And while there may still be some progress to be made in terms of exporting the films themselves, Switzerland can still pride itself in having plenty of talent, behind and in front of the camera, that has made the jump beyond our national borders, from Maximilian SchellExternal link (the first Swiss actor to win an Oscar) to Bruno GanzExternal link, from H.R. GigerExternal link – who changed science fiction forever with his creature designs for Alien – to Vincent PerezExternal link, from Bruno Todeschini to Ticinese character actor Teco CelioExternal link, who has lent support to films made by, among others, Italian maestro Nanni Moretti.

Newer generations are well represented by the likes of Luna WedlerExternal link, who made a splash as the star of Blue My Mind in 2017 and currently appears in the German Netflix series Biohackers, and Kacey Mottet KleinExternal link, whose most recent film role was in the French drama Happening, which went on to win the Golden Lion at this year’s Venice Film Festival.

External Content

As for filmmakers, it doesn’t get much bigger than Marc Forster, who in 2008 became the first James Bond director to have been born outside the British Commonwealth (although he stated he does feel a partial kinship to the franchise, since Bond’s mother is Swiss). He’s also handled zombies and Disney properties and is now working on a live action/animation hybrid film based on the popular UK children’s series Thomas & Friends.

One way or another, it is fair to say that, though there is definitely room for improvement, Swiss film can be viewed as a properly international affair.

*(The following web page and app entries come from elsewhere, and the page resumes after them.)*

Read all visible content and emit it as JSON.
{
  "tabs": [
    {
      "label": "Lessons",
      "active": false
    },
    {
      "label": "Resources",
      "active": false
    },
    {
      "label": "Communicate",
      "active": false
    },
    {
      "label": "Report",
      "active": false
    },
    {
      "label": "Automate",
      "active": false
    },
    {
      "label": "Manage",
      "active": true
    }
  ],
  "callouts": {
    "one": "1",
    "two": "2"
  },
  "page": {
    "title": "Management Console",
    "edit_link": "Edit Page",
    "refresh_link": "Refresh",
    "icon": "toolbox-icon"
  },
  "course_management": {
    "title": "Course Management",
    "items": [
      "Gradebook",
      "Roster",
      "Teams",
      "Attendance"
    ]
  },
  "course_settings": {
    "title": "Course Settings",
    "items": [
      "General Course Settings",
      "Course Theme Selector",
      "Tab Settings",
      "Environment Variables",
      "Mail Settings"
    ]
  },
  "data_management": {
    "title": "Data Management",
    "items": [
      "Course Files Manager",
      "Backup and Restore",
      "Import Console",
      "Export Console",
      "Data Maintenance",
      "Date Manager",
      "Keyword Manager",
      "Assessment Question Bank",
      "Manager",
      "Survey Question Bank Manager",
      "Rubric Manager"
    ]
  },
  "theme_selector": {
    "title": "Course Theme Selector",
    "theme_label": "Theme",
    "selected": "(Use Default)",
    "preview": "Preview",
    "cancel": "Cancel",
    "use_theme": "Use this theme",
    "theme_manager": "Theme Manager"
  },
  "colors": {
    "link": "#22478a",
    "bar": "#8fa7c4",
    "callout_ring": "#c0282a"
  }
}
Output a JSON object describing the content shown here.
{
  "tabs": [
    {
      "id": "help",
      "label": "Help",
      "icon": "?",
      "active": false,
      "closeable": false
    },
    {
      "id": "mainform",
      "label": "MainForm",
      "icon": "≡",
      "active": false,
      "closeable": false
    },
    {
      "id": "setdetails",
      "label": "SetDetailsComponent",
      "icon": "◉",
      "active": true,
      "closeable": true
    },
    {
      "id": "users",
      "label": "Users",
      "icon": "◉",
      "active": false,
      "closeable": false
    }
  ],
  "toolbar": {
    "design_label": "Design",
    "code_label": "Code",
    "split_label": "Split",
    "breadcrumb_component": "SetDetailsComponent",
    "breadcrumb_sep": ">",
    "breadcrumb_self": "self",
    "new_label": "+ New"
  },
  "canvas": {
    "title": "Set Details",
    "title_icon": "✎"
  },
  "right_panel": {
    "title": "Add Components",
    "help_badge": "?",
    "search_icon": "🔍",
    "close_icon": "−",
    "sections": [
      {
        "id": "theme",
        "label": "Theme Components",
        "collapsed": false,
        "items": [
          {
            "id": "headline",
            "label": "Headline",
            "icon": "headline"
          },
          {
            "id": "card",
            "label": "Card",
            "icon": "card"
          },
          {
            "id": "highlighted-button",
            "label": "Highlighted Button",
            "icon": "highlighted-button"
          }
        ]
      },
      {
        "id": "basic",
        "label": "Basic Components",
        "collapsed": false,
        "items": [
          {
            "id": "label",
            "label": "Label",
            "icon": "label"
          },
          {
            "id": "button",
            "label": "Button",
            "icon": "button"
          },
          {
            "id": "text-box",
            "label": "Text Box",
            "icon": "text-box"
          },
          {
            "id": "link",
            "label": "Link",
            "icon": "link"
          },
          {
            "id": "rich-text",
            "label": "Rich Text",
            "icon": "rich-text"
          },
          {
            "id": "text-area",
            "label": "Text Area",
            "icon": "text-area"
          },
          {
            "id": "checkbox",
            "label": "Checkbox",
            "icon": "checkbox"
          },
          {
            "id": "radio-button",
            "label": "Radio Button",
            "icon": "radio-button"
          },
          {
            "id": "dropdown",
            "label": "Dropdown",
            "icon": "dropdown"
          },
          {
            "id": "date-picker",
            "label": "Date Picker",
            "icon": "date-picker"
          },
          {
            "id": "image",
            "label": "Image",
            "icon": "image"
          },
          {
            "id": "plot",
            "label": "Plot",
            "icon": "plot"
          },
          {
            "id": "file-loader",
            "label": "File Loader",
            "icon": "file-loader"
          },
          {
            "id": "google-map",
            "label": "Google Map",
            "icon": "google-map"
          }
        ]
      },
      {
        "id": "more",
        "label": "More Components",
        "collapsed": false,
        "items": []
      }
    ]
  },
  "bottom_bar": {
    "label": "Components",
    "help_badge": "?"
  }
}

Articles in this story

Comments under this article have been turned off. You can find an overview of ongoing debates with our journalists here. Please join us!

If you want to start a conversation about a topic raised in this article or want to report factual errors, email us at english@swissinfo.ch.

Share this story

Join the conversation!

With a SWI account, you have the opportunity to contribute on our website.

You can Login or register here.